The Yellowknife Housing Authority, which administers some of the city’s public housing, took the individual to a hearing before NWT rental officer Adelle Guigon last month.
Neither the individual nor the building are named in the written summary of Guigon’s decision that the tenant must pay nearly $3,400, of which $1,625 is covered by a security deposit. (Full names of parties involved are rarely given in NWT rental office rulings.)
The individual had stopped living at the premises some time before mid-November last year, according to the rental office. By the time the housing authority realized the premises had been abandoned and conducted an inspection, in December, electricity to the unit had been cut off.
“The respondent had left an unwrapped animal carcass in the fridge’s freezer. When the electricity services were discontinued the carcass thawed and went bad, and the odours and juices seeped into and out of the fridge,” Guigon wrote.
The rental officer decided cleaning costs of $425 were owed, alongside more than $1,000 to dispose of and replace the fridge after “efforts to remove the odour of rotting meat … were unsuccessful.”
A further $1,100 must be paid to cover the removal of other items and garbage, Guigon decided, with several hundred dollars also allocated for other minor repairs.
After the security deposit is taken into account, the tenant must now pay the remaining $1,756.45.
Hay River tenant avoids eviction
In a separate January decision, rental officer Janice Laycock ruled a tenant in Hay River could not yet be evicted despite police reportedly being summoned to the property more than 30 times in an 18-month span.
The Hay River Housing Authority told the rental office the tenant in question, who again was not identified, “had repeatedly disturbed other tenants.”
The authority said RCMP “reported that they had been called to the respondent’s residence 37 times between the beginning of the respondent’s tenancy in March 2020 and November 1, 2021.”
Also presented as evidence were complaints from other tenants about all-night parties, claims that a guest in the unit had been selling drugs, and an October complaint from police that the tenant was “harbouring a person with an outstanding warrant” and would not let RCMP enter the unit.
Laycock said some of the complaints presented were not sufficiently detailed for a ruling to be made.
“The respondent testified when they are drinking they have caused disturbances, but they are trying to stop drinking and plan to seek help,” Laycock wrote.
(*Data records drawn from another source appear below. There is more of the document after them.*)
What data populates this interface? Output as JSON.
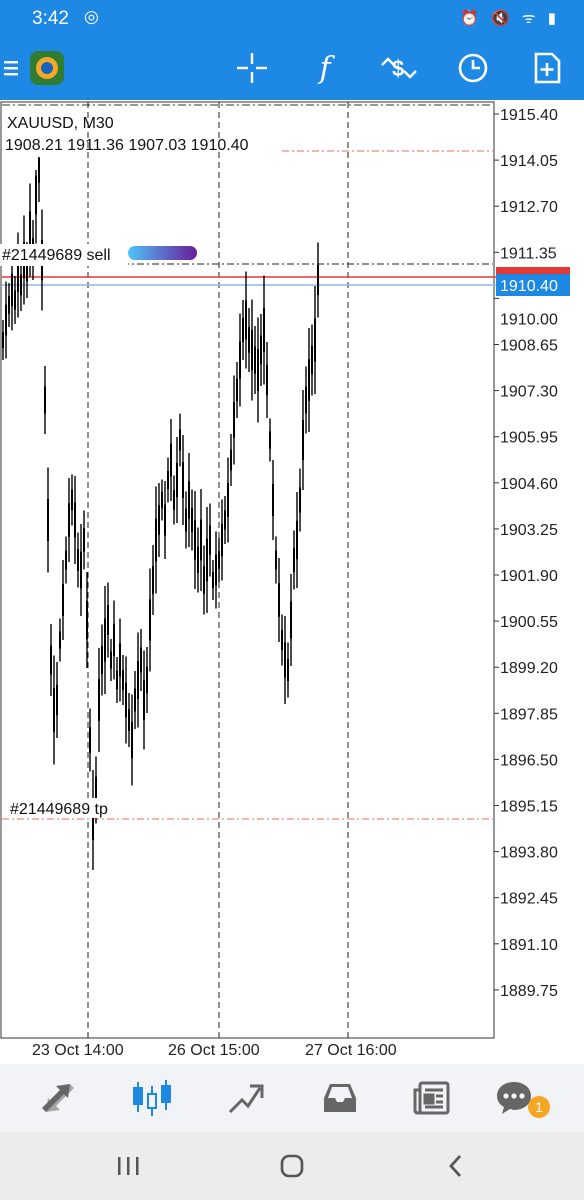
{
  "status_bar": {
    "time": "3:42",
    "right_icons": "⏰ 🔇 ᯤ ▮"
  },
  "toolbar": {
    "icons": [
      "menu-icon",
      "app-logo-icon",
      "crosshair-icon",
      "indicators-icon",
      "trade-icon",
      "history-clock-icon",
      "new-order-icon"
    ]
  },
  "chart": {
    "symbol_header": "XAUUSD, M30",
    "ohlc": "1908.21 1911.36 1907.03 1910.40",
    "sell_label": "#21449689 sell",
    "tp_label": "#21449689 tp",
    "price_ticks": [
      "1915.40",
      "1914.05",
      "1912.70",
      "1911.35",
      "1910.00",
      "1908.65",
      "1907.30",
      "1905.95",
      "1904.60",
      "1903.25",
      "1901.90",
      "1900.55",
      "1899.20",
      "1897.85",
      "1896.50",
      "1895.15",
      "1893.80",
      "1892.45",
      "1891.10",
      "1889.75"
    ],
    "bid_price": "1910.40",
    "ask_price_hidden": "1910.50",
    "time_ticks": [
      "23 Oct 14:00",
      "26 Oct 15:00",
      "27 Oct 16:00"
    ],
    "colors": {
      "bid": "#1e88e5",
      "ask": "#e53935",
      "level": "#e57356",
      "candle": "#000000"
    }
  },
  "bottom_nav": {
    "items": [
      "quotes-icon",
      "chart-icon",
      "trade-icon",
      "history-icon",
      "news-icon",
      "messages-icon"
    ],
    "messages_badge": "1",
    "active_index": 1
  }
}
“Based on the evidence and testimony I am convinced the respondent is responsible for disturbing other tenants or the landlord. However, I do not feel that termination and eviction are justified at this time.
“The respondent has not caused a disturbance in at least three months and seems to be prepared to comply with their obligation to not disturb other tenants’ quiet enjoyment of the rental premises or residential complex.”
The tenant was instead ordered to pay around $350 in rental arrears and $300 to cover the cost of damage repair work.